»»

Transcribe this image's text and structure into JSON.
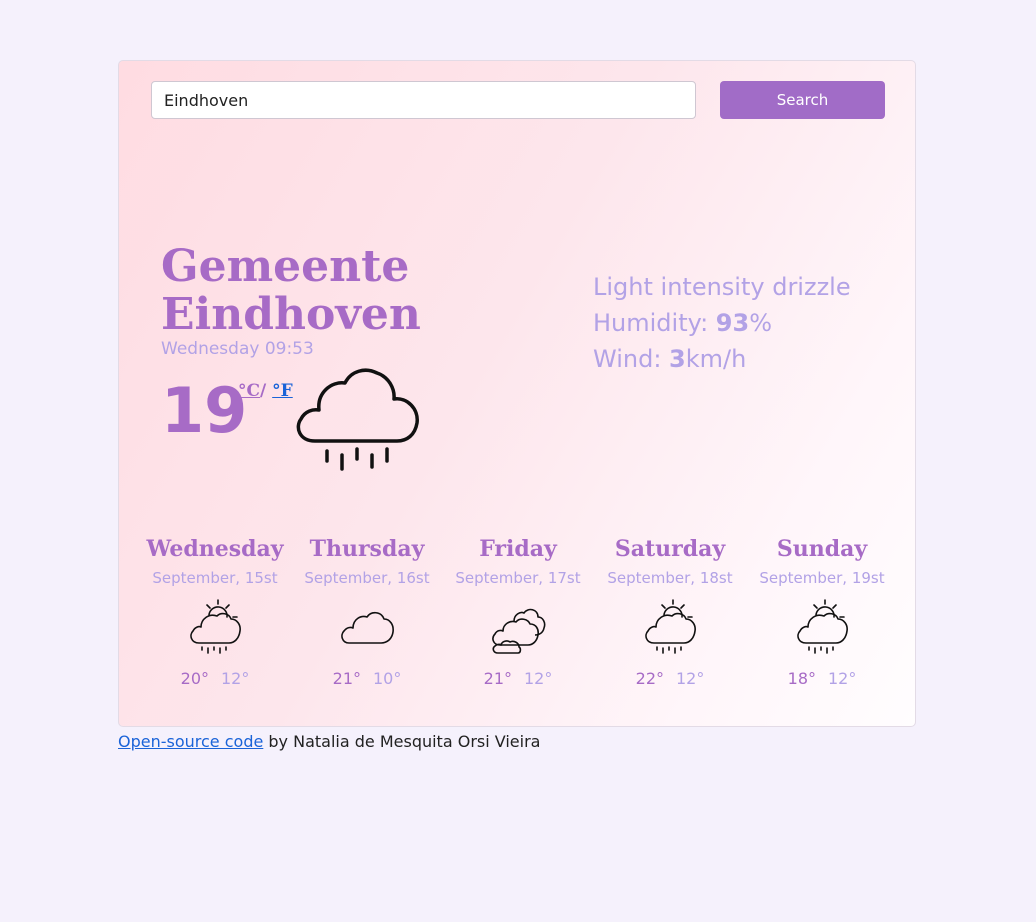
{
  "search": {
    "value": "Eindhoven",
    "button_label": "Search"
  },
  "current": {
    "city_line1": "Gemeente",
    "city_line2": "Eindhoven",
    "datetime": "Wednesday 09:53",
    "temperature": "19",
    "unit_c": "°C",
    "unit_sep": "/",
    "unit_f": "°F",
    "icon": "cloud-rain-icon",
    "description": "Light intensity drizzle",
    "humidity_label": "Humidity: ",
    "humidity_value": "93",
    "humidity_unit": "%",
    "wind_label": "Wind: ",
    "wind_value": "3",
    "wind_unit": "km/h"
  },
  "forecast": [
    {
      "day": "Wednesday",
      "date": "September, 15st",
      "icon": "sun-cloud-rain-icon",
      "max": "20°",
      "min": "12°"
    },
    {
      "day": "Thursday",
      "date": "September, 16st",
      "icon": "cloud-icon",
      "max": "21°",
      "min": "10°"
    },
    {
      "day": "Friday",
      "date": "September, 17st",
      "icon": "clouds-icon",
      "max": "21°",
      "min": "12°"
    },
    {
      "day": "Saturday",
      "date": "September, 18st",
      "icon": "sun-cloud-rain-icon",
      "max": "22°",
      "min": "12°"
    },
    {
      "day": "Sunday",
      "date": "September, 19st",
      "icon": "sun-cloud-rain-icon",
      "max": "18°",
      "min": "12°"
    }
  ],
  "footer": {
    "link_text": "Open-source code",
    "text": " by Natalia de Mesquita Orsi Vieira"
  },
  "colors": {
    "accent": "#a76bc6",
    "muted": "#b2a2e6",
    "button": "#a16cc7",
    "link": "#1a63d8"
  }
}
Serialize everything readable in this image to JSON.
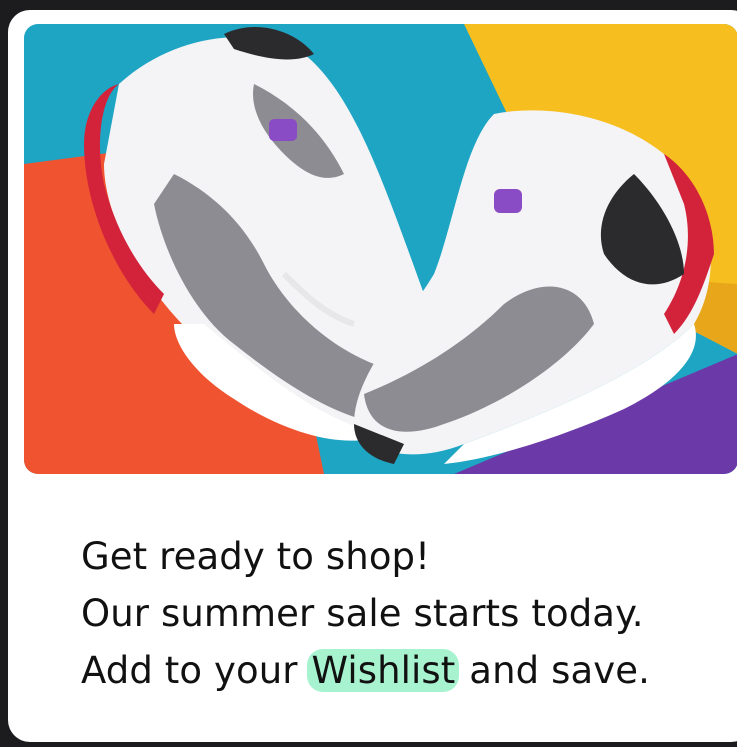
{
  "promo": {
    "line1": "Get ready to shop!",
    "line2": "Our summer sale starts today.",
    "line3_before": "Add to your",
    "line3_highlight": "Wishlist",
    "line3_after": "and save.",
    "highlight_color": "#a8f3cf"
  },
  "hero": {
    "icon": "sneakers-photo",
    "colors": {
      "teal": "#1ea5c4",
      "yellow": "#f6bf1f",
      "orange": "#f0532f",
      "purple": "#6b3aa8"
    }
  }
}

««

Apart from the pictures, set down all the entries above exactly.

:: ANSWER FOR THIS EXERCISE ::
Transcribe this image's text and structure into JSON.
{
  "search": {
    "value": "Eindhoven",
    "button_label": "Search"
  },
  "current": {
    "city_line1": "Gemeente",
    "city_line2": "Eindhoven",
    "datetime": "Wednesday 09:53",
    "temperature": "19",
    "unit_c": "°C",
    "unit_sep": "/",
    "unit_f": "°F",
    "icon": "cloud-rain-icon",
    "description": "Light intensity drizzle",
    "humidity_label": "Humidity: ",
    "humidity_value": "93",
    "humidity_unit": "%",
    "wind_label": "Wind: ",
    "wind_value": "3",
    "wind_unit": "km/h"
  },
  "forecast": [
    {
      "day": "Wednesday",
      "date": "September, 15st",
      "icon": "sun-cloud-rain-icon",
      "max": "20°",
      "min": "12°"
    },
    {
      "day": "Thursday",
      "date": "September, 16st",
      "icon": "cloud-icon",
      "max": "21°",
      "min": "10°"
    },
    {
      "day": "Friday",
      "date": "September, 17st",
      "icon": "clouds-icon",
      "max": "21°",
      "min": "12°"
    },
    {
      "day": "Saturday",
      "date": "September, 18st",
      "icon": "sun-cloud-rain-icon",
      "max": "22°",
      "min": "12°"
    },
    {
      "day": "Sunday",
      "date": "September, 19st",
      "icon": "sun-cloud-rain-icon",
      "max": "18°",
      "min": "12°"
    }
  ],
  "footer": {
    "link_text": "Open-source code",
    "text": " by Natalia de Mesquita Orsi Vieira"
  },
  "colors": {
    "accent": "#a76bc6",
    "muted": "#b2a2e6",
    "button": "#a16cc7",
    "link": "#1a63d8"
  }
}
Serialize everything readable in this image to JSON.
{
  "promo": {
    "line1": "Get ready to shop!",
    "line2": "Our summer sale starts today.",
    "line3_before": "Add to your",
    "line3_highlight": "Wishlist",
    "line3_after": "and save.",
    "highlight_color": "#a8f3cf"
  },
  "hero": {
    "icon": "sneakers-photo",
    "colors": {
      "teal": "#1ea5c4",
      "yellow": "#f6bf1f",
      "orange": "#f0532f",
      "purple": "#6b3aa8"
    }
  }
}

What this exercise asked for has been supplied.